* _Task prompt_
Each entry should be set down exactly as written, except for any picture it holds.
Start of Extracted records
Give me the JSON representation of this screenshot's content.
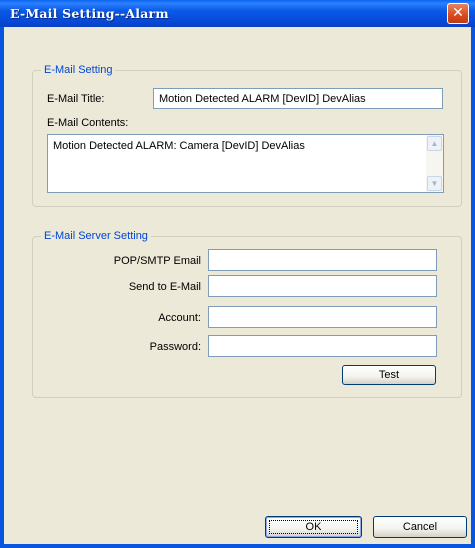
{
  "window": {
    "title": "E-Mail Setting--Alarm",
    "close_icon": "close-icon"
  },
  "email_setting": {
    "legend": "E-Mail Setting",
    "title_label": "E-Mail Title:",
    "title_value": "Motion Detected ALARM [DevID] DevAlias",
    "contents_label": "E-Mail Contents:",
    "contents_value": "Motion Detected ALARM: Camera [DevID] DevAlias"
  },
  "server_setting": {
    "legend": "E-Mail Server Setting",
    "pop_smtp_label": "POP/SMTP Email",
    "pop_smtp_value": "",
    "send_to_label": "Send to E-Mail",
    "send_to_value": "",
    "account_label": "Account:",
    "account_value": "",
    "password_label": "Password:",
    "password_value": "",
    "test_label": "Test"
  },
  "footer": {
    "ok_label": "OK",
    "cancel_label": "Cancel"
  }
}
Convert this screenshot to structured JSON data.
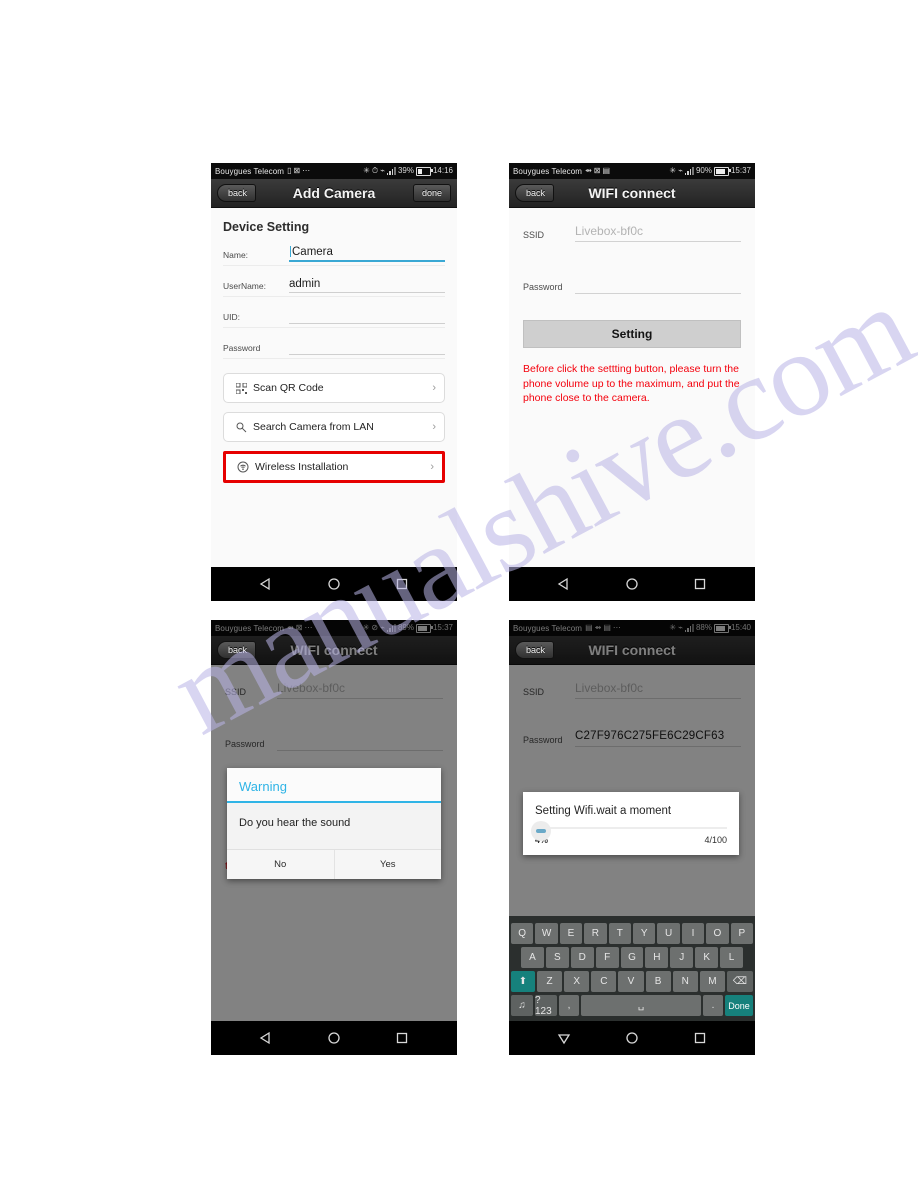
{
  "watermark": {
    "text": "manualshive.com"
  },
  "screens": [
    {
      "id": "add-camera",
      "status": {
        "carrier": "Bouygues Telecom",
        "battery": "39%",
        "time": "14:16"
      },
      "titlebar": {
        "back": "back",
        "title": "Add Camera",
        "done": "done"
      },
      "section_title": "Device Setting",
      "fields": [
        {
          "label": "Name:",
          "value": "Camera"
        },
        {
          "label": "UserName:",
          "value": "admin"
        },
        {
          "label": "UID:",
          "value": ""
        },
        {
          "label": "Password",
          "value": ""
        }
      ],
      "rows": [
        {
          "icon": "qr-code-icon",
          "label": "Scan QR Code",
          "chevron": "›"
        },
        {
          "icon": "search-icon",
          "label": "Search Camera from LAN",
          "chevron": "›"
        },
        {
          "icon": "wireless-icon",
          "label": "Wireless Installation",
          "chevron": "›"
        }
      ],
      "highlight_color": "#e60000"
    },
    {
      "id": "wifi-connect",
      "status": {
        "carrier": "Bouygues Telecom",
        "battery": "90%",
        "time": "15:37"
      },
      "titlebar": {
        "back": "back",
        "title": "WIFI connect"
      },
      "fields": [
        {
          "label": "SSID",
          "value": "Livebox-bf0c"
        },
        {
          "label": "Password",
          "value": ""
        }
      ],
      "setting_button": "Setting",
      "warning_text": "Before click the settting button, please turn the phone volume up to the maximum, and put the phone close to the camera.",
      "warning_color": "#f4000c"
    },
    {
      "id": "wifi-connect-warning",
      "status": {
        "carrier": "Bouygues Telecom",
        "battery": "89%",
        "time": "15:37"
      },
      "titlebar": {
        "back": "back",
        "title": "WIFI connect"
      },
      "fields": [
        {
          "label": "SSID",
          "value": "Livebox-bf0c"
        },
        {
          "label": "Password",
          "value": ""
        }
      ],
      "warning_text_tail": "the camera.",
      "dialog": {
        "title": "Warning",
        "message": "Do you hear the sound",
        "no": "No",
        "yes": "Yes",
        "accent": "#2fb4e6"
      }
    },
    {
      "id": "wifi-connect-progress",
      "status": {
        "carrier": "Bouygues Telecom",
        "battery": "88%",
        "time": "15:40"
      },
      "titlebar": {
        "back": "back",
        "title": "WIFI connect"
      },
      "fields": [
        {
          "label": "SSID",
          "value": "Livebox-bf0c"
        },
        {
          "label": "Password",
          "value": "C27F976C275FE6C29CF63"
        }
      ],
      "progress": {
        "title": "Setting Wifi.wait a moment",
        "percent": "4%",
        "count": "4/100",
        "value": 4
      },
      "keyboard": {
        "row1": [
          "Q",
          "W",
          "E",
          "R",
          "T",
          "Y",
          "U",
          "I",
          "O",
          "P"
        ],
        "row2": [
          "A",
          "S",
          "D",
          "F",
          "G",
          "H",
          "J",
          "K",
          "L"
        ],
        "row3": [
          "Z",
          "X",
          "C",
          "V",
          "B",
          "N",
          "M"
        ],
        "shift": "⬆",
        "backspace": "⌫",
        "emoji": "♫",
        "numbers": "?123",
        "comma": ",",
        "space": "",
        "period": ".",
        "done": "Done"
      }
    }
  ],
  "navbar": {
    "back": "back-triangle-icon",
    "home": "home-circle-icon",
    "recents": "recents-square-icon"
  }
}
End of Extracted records
* _Task result_
Give me the JSON representation of this screenshot's content.
{
  "window": {
    "title": "E-Mail Setting--Alarm",
    "close_icon": "close-icon"
  },
  "email_setting": {
    "legend": "E-Mail Setting",
    "title_label": "E-Mail Title:",
    "title_value": "Motion Detected ALARM [DevID] DevAlias",
    "contents_label": "E-Mail Contents:",
    "contents_value": "Motion Detected ALARM: Camera [DevID] DevAlias"
  },
  "server_setting": {
    "legend": "E-Mail Server Setting",
    "pop_smtp_label": "POP/SMTP Email",
    "pop_smtp_value": "",
    "send_to_label": "Send to E-Mail",
    "send_to_value": "",
    "account_label": "Account:",
    "account_value": "",
    "password_label": "Password:",
    "password_value": "",
    "test_label": "Test"
  },
  "footer": {
    "ok_label": "OK",
    "cancel_label": "Cancel"
  }
}
Convert this screenshot to structured JSON data.
{
  "watermark": {
    "text": "manualshive.com"
  },
  "screens": [
    {
      "id": "add-camera",
      "status": {
        "carrier": "Bouygues Telecom",
        "battery": "39%",
        "time": "14:16"
      },
      "titlebar": {
        "back": "back",
        "title": "Add Camera",
        "done": "done"
      },
      "section_title": "Device Setting",
      "fields": [
        {
          "label": "Name:",
          "value": "Camera"
        },
        {
          "label": "UserName:",
          "value": "admin"
        },
        {
          "label": "UID:",
          "value": ""
        },
        {
          "label": "Password",
          "value": ""
        }
      ],
      "rows": [
        {
          "icon": "qr-code-icon",
          "label": "Scan QR Code",
          "chevron": "›"
        },
        {
          "icon": "search-icon",
          "label": "Search Camera from LAN",
          "chevron": "›"
        },
        {
          "icon": "wireless-icon",
          "label": "Wireless Installation",
          "chevron": "›"
        }
      ],
      "highlight_color": "#e60000"
    },
    {
      "id": "wifi-connect",
      "status": {
        "carrier": "Bouygues Telecom",
        "battery": "90%",
        "time": "15:37"
      },
      "titlebar": {
        "back": "back",
        "title": "WIFI connect"
      },
      "fields": [
        {
          "label": "SSID",
          "value": "Livebox-bf0c"
        },
        {
          "label": "Password",
          "value": ""
        }
      ],
      "setting_button": "Setting",
      "warning_text": "Before click the settting button, please turn the phone volume up to the maximum, and put the phone close to the camera.",
      "warning_color": "#f4000c"
    },
    {
      "id": "wifi-connect-warning",
      "status": {
        "carrier": "Bouygues Telecom",
        "battery": "89%",
        "time": "15:37"
      },
      "titlebar": {
        "back": "back",
        "title": "WIFI connect"
      },
      "fields": [
        {
          "label": "SSID",
          "value": "Livebox-bf0c"
        },
        {
          "label": "Password",
          "value": ""
        }
      ],
      "warning_text_tail": "the camera.",
      "dialog": {
        "title": "Warning",
        "message": "Do you hear the sound",
        "no": "No",
        "yes": "Yes",
        "accent": "#2fb4e6"
      }
    },
    {
      "id": "wifi-connect-progress",
      "status": {
        "carrier": "Bouygues Telecom",
        "battery": "88%",
        "time": "15:40"
      },
      "titlebar": {
        "back": "back",
        "title": "WIFI connect"
      },
      "fields": [
        {
          "label": "SSID",
          "value": "Livebox-bf0c"
        },
        {
          "label": "Password",
          "value": "C27F976C275FE6C29CF63"
        }
      ],
      "progress": {
        "title": "Setting Wifi.wait a moment",
        "percent": "4%",
        "count": "4/100",
        "value": 4
      },
      "keyboard": {
        "row1": [
          "Q",
          "W",
          "E",
          "R",
          "T",
          "Y",
          "U",
          "I",
          "O",
          "P"
        ],
        "row2": [
          "A",
          "S",
          "D",
          "F",
          "G",
          "H",
          "J",
          "K",
          "L"
        ],
        "row3": [
          "Z",
          "X",
          "C",
          "V",
          "B",
          "N",
          "M"
        ],
        "shift": "⬆",
        "backspace": "⌫",
        "emoji": "♫",
        "numbers": "?123",
        "comma": ",",
        "space": "",
        "period": ".",
        "done": "Done"
      }
    }
  ],
  "navbar": {
    "back": "back-triangle-icon",
    "home": "home-circle-icon",
    "recents": "recents-square-icon"
  }
}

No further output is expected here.